Gather all lines in the entries below that include the word "keep".

- _Material for the task_
*** Begin section ***

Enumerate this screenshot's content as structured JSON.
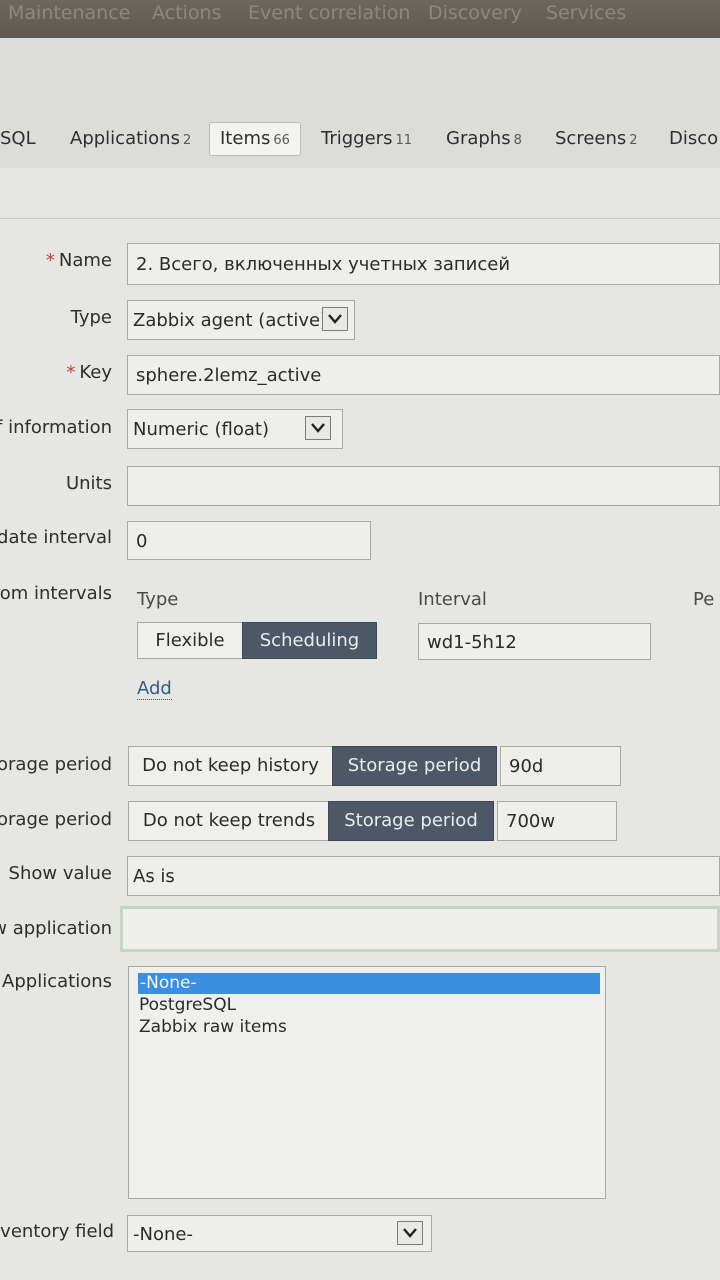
{
  "top_nav": {
    "items": [
      "Maintenance",
      "Actions",
      "Event correlation",
      "Discovery",
      "Services"
    ]
  },
  "tabs": {
    "items": [
      {
        "label": "SQL",
        "count": ""
      },
      {
        "label": "Applications",
        "count": "2"
      },
      {
        "label": "Items",
        "count": "66"
      },
      {
        "label": "Triggers",
        "count": "11"
      },
      {
        "label": "Graphs",
        "count": "8"
      },
      {
        "label": "Screens",
        "count": "2"
      },
      {
        "label": "Disco",
        "count": ""
      }
    ]
  },
  "form": {
    "name": {
      "label": "Name",
      "value": "2. Всего, включенных учетных записей"
    },
    "type": {
      "label": "Type",
      "value": "Zabbix agent (active)"
    },
    "key": {
      "label": "Key",
      "value": "sphere.2lemz_active"
    },
    "info_type": {
      "label": "of information",
      "value": "Numeric (float)"
    },
    "units": {
      "label": "Units",
      "value": ""
    },
    "update_interval": {
      "label": "odate interval",
      "value": "0"
    },
    "custom_intervals": {
      "label": "stom intervals",
      "col_type": "Type",
      "col_interval": "Interval",
      "col_period": "Pe",
      "flexible_label": "Flexible",
      "scheduling_label": "Scheduling",
      "interval_value": "wd1-5h12",
      "add_label": "Add"
    },
    "history": {
      "label": "torage period",
      "no_keep_label": "Do not keep history",
      "storage_label": "Storage period",
      "value": "90d"
    },
    "trends": {
      "label": "torage period",
      "no_keep_label": "Do not keep trends",
      "storage_label": "Storage period",
      "value": "700w"
    },
    "show_value": {
      "label": "Show value",
      "value": "As is"
    },
    "new_application": {
      "label": "w application",
      "value": ""
    },
    "applications": {
      "label": "Applications",
      "options": [
        "-None-",
        "PostgreSQL",
        "Zabbix raw items"
      ],
      "selected": "-None-"
    },
    "inventory_field": {
      "label": "nventory field",
      "value": "-None-"
    }
  },
  "colors": {
    "accent_dark_button": "#4d5866",
    "list_selection": "#3c8fe0",
    "required_mark": "#cc3b3b",
    "link": "#2f5d86"
  }
}
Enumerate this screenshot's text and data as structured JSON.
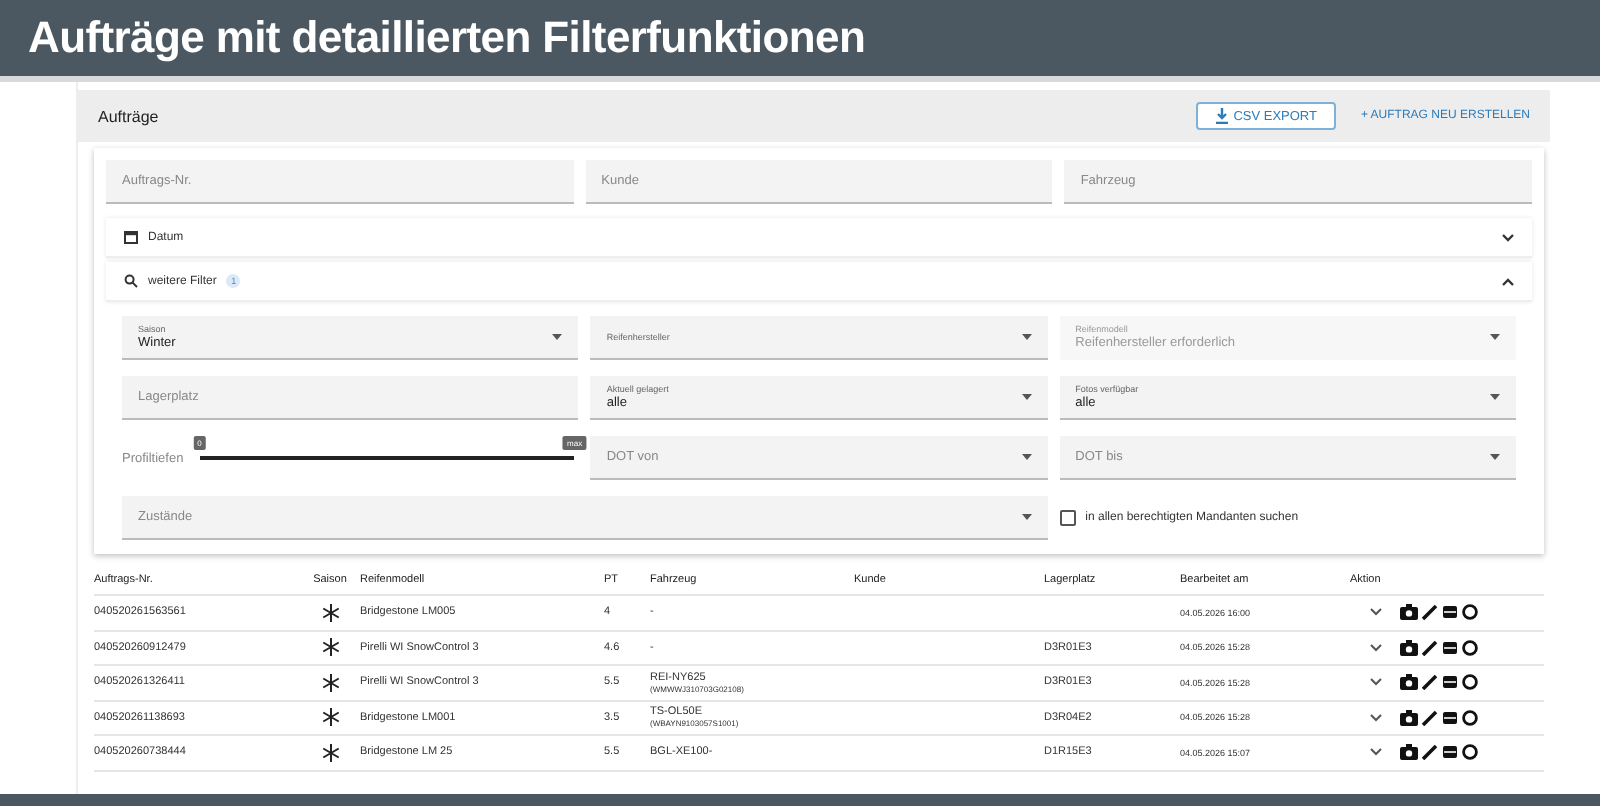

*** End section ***

- _Solution_
      "no_keep_label": "Do not keep history",
      "no_keep_label": "Do not keep trends",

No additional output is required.